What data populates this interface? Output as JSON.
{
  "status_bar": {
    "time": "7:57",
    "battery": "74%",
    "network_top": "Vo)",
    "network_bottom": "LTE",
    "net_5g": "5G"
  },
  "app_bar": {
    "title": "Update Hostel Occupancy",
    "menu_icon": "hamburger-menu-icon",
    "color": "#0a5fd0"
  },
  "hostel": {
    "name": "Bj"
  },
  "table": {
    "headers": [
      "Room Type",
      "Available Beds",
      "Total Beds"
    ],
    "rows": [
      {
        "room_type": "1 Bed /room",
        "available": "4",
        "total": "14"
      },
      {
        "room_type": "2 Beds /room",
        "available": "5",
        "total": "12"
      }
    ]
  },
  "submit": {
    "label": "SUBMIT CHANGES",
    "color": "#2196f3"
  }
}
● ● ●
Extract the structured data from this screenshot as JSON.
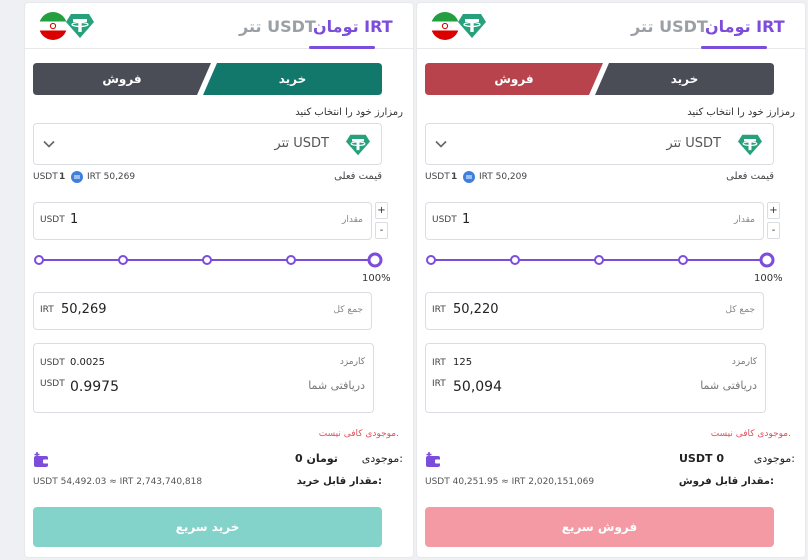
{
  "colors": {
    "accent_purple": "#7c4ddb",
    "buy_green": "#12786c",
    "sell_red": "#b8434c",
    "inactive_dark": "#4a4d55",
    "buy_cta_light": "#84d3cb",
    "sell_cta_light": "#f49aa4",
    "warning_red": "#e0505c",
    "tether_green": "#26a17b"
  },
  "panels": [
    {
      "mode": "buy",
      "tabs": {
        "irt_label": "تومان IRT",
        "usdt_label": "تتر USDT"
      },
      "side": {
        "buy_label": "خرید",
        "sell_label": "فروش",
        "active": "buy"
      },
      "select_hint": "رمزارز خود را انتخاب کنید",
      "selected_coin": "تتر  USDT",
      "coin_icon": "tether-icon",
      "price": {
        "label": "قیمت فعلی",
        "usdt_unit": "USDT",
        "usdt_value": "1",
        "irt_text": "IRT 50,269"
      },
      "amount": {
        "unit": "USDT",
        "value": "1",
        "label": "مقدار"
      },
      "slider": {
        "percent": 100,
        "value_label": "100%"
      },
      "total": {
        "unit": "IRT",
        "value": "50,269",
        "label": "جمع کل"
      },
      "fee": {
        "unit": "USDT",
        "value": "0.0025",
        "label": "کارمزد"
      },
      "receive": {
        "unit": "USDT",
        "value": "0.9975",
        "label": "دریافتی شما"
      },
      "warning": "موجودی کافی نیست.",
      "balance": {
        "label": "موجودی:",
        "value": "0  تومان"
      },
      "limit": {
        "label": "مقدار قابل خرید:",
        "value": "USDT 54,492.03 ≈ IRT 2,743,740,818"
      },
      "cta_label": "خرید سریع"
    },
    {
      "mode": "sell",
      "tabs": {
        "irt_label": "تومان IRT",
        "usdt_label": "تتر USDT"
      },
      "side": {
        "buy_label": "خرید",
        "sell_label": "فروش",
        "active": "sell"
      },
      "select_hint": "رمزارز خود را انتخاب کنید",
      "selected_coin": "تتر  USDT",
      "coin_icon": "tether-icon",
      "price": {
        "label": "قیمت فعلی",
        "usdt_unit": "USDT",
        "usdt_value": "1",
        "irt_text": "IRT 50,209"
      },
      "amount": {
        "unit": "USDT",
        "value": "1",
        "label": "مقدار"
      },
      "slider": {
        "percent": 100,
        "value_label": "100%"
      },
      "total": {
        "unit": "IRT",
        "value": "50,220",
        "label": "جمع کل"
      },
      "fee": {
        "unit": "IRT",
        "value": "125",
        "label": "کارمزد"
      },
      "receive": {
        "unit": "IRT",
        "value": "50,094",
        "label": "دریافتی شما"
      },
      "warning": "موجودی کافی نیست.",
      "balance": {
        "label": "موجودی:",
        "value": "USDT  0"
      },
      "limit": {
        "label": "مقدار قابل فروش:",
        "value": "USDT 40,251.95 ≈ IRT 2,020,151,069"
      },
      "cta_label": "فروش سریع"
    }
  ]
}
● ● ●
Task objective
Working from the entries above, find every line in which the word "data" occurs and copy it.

Problem solution
What data populates this interface? Output as JSON.
Extract the structured data from this screenshot as JSON.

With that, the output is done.